Despite reports that those onboard a plane that crashed in B.C.'s Interior last week were linked to the drug trade, RCMP say they have found nothing in the wreckage linking it to criminal activity.

Some media outlets had reported that a Piper PA24 that crashed en route to Victoria was involved in trafficking, and pilot Rama Tello had been linked to United Nations gang member Elliot "Taco" Castaneda through a photograph of Tello's former roommate posing with the gangster.

But police said Thursday that they found nothing "of police interest" during a search of the wreckage.

‘Apex illusion' could have caused crash

Local aviation experts say the something known as "the Apex illusion" could be to blame for the plane's crash on the side of Apex Mountain -- the mountain's profile on the horizon doesn't reflect how high it actually is.

Matt Fairholm of Southern Aviation teaches pilots how to make the approach up to Apex, a labyrinth of chasms whose sudden height catches pilots by surprise, and which has been the site of crashes for at least a dozen planes in recent years.

"You head directly towards those mountains and those mountains rise a lot faster than you can climb, and the higher you get, the worse your performance gets," Fairholm told CTV News.

"It's like trying to swim up a water fall -- it's almost impossible in most aircraft."

That's why he wasn't surprised to hear that the plane was discovered on the mountainside.

The theory that the plane didn't rise quickly enough is consistent with what Apex Mountain Ski Resort general manager James Shalman saw when he watched the plane take off.

"That's why it caught my eye -- they were staying low. I didn't really think of it again until I saw the news reports," Shalman said.

The plane was eventually located from the air in thick tree cover about eight kilometres south of the resort.

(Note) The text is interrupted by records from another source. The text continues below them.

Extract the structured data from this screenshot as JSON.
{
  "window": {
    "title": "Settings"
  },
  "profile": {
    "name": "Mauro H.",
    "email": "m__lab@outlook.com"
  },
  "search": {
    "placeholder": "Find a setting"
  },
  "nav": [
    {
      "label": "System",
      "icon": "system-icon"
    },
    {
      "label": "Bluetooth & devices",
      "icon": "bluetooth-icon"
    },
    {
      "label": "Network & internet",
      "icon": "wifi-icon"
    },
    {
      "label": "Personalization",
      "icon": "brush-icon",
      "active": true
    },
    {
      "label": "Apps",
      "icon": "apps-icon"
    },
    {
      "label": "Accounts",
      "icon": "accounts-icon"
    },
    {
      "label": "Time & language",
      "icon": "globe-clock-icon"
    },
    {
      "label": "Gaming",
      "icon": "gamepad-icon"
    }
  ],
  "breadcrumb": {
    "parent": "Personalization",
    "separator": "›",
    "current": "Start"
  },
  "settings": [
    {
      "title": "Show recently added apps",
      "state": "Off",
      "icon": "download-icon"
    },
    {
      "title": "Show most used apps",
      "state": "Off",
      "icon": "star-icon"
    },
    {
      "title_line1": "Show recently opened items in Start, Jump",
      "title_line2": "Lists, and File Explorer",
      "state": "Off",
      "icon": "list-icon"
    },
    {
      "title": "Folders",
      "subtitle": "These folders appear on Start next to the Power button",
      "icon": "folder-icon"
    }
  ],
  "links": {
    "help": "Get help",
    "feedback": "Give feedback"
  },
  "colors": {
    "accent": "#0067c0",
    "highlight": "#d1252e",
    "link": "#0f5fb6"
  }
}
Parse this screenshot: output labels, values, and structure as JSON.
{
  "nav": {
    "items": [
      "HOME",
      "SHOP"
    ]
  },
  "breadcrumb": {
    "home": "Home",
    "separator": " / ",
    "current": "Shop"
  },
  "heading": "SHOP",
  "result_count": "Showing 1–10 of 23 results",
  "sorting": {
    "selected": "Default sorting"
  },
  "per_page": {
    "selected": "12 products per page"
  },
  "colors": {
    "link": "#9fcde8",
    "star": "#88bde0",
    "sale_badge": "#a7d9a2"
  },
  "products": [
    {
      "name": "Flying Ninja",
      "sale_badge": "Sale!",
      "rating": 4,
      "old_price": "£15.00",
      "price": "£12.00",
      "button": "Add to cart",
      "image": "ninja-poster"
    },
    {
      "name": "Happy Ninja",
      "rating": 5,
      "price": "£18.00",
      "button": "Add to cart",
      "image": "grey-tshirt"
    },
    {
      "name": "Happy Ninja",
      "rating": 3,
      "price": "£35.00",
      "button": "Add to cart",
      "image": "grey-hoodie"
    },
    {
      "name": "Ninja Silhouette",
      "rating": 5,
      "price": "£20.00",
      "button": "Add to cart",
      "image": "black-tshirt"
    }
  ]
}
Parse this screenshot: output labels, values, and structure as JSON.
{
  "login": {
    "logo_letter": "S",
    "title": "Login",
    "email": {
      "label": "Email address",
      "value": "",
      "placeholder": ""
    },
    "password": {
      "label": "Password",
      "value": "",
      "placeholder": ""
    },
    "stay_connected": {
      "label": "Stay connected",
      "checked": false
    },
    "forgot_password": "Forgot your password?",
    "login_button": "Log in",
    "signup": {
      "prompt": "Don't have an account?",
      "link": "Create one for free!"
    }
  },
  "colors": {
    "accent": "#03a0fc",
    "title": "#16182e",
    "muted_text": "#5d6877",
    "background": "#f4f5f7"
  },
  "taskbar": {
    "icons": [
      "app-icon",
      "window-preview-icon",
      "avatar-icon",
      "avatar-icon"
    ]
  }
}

RCMP say they have secured the site, and on Thursday, the coroners service rappelled in to bring all four bodies to Penticton Regional Hospital for an autopsy.

With a report from CTV British Columbia's Jon Woodward